Koivunen, I., Muotka, T., Jokikokko, M., Virtanen, R., & Jyväsjärvi, J. (2023). Downstream impacts of peatland drainage on headwater stream biodiversity and ecosystem functioning. In Forest Ecology and Management (Vol. 543, p. 121143). Elsevier BV. https://doi.org/10.1016/j.foreco.2023.121143
Downstream impacts of peatland drainage on headwater stream biodiversity and ecosystem functioning
|Author:||Koivunen, Iina1; Muotka, Timo2; Jokikokko, Mika1;|
1Ecology and Genetics Research Unit, University of Oulu, P.O. Box 3000, FI-90014, Finland
2Oulanka Research Station, Liikasenvaarantie 134, 93999 Kuusamo, Finland
|Online Access:||PDF Full Text (PDF, 3.7 MB)|
|Persistent link:|| http://urn.fi/urn:nbn:fi-fe20230907120717
|Publish Date:|| 2023-09-07
Intensive peatland drainage alters the physico-chemical status of the recipient streams, potentially leading to the loss of biodiversity and impaired ecosystem functioning.

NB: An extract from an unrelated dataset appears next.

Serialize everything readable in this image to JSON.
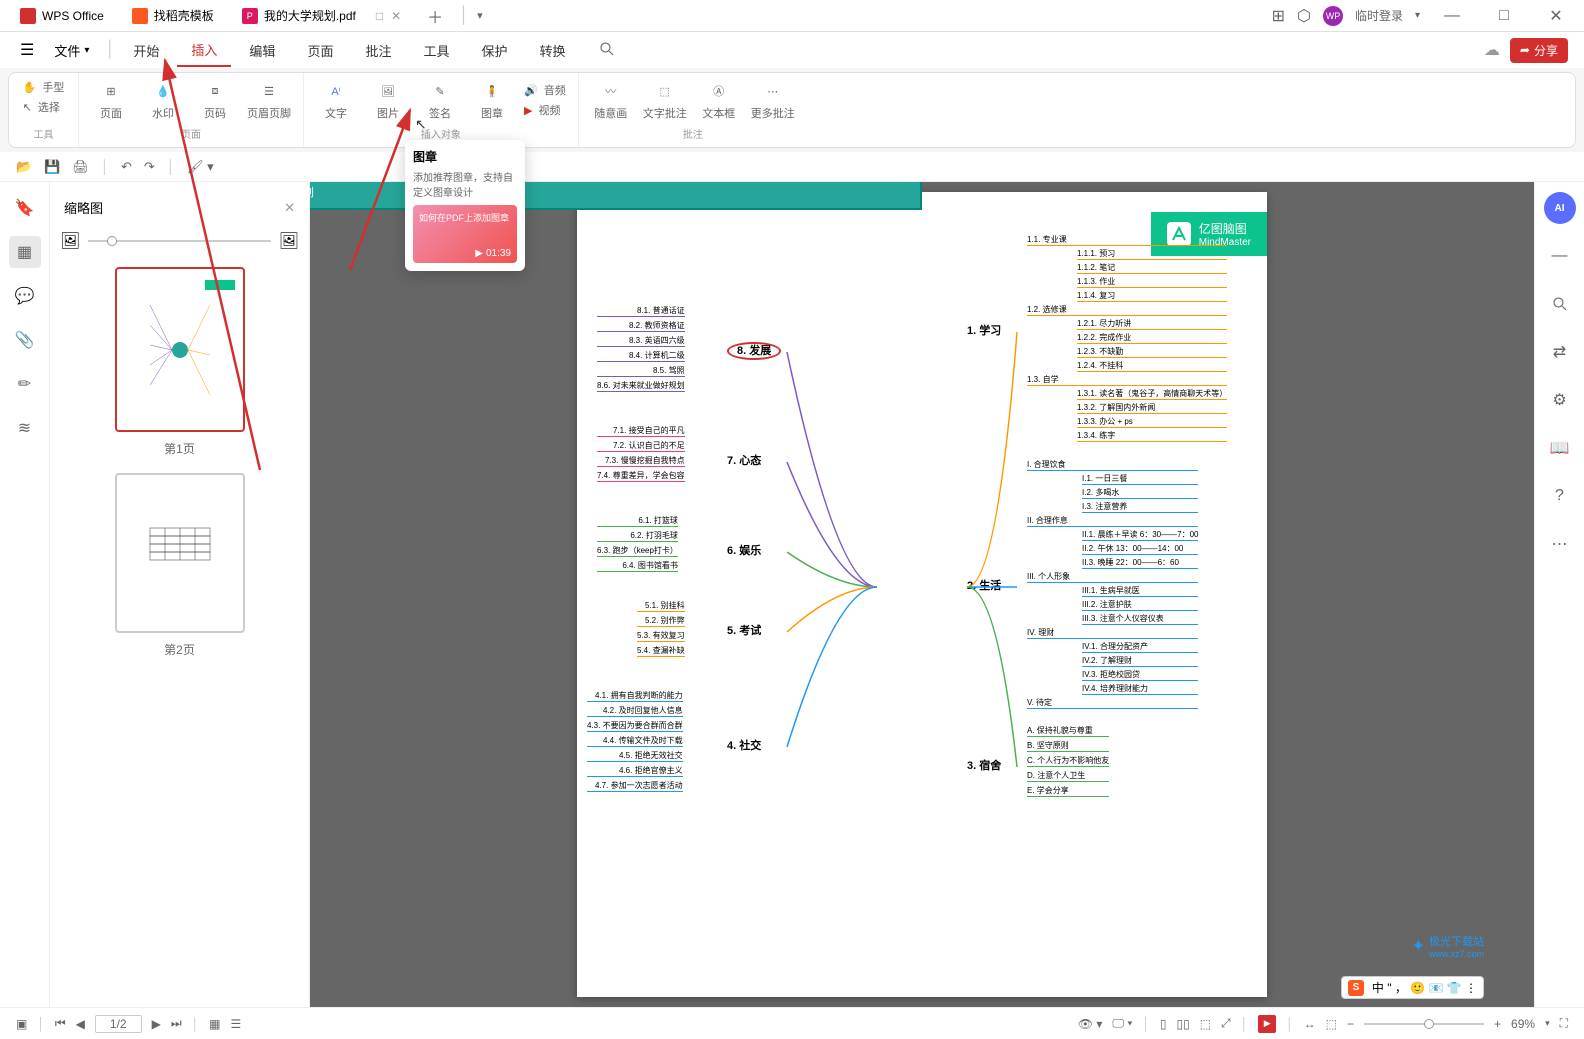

However, the extent of these changes, and particularly their impacts on downstream ecosystems, remain poorly understood. We studied the downstream effects of peatland drainage on stream biodiversity (aquatic bryophytes and macroinvertebrates) and key ecosystem processes (primary productivity, organic matter (OM) decomposition and OM standing stock). Our survey design comprised upstream (directly below drainage network) and downstream (∼300 m downstream) locations in 18 boreal headwater streams encompassing an extensive gradient of peatland drainage intensity (0–48 %). Drainage modified environmental conditions, with nutrient (TP, TN) and dissolved organic carbon (DOC) concentrations and inorganic sediment cover increasing with intensifying drainage, in both upstream and downstream sites. Species richness of both benthic macroinvertebrates and bryophytes was strongly reduced with increasing drainage intensity. Upstream and downstream sites responded in a similar manner, suggesting wide-ranging impacts of drainage on stream biodiversity. Regardless of site location, ecosystem processes were unrelated to drainage intensity. Our results confirm that intense peatland drainage not only modifies environmental conditions and biodiversity in adjoining streams, but these impacts propagate further downstream in the stream network. To prevent further degradation of drainage-impacted freshwater ecosystems, large-scale peatland restoration is needed, with prioritization of sites with the greatest potential (least drainage-induced damage) for biodiversity recovery.
Forest ecology and management
|Type of Publication:||
A1 Journal article – refereed
|Field of Science:||
1181 Ecology, evolutionary biology
This study was funded by Kone Foundation and Academy of Finland (grant no. 318230).
|Academy of Finland Grant Number:||
318230 (Academy of Finland Funding decision)
Data will be made available on request.
© 2023 The Authors. Published by Elsevier B.V. This is an open access article under the CC BY license (http://creativecommons.org/licenses/by/4.0/).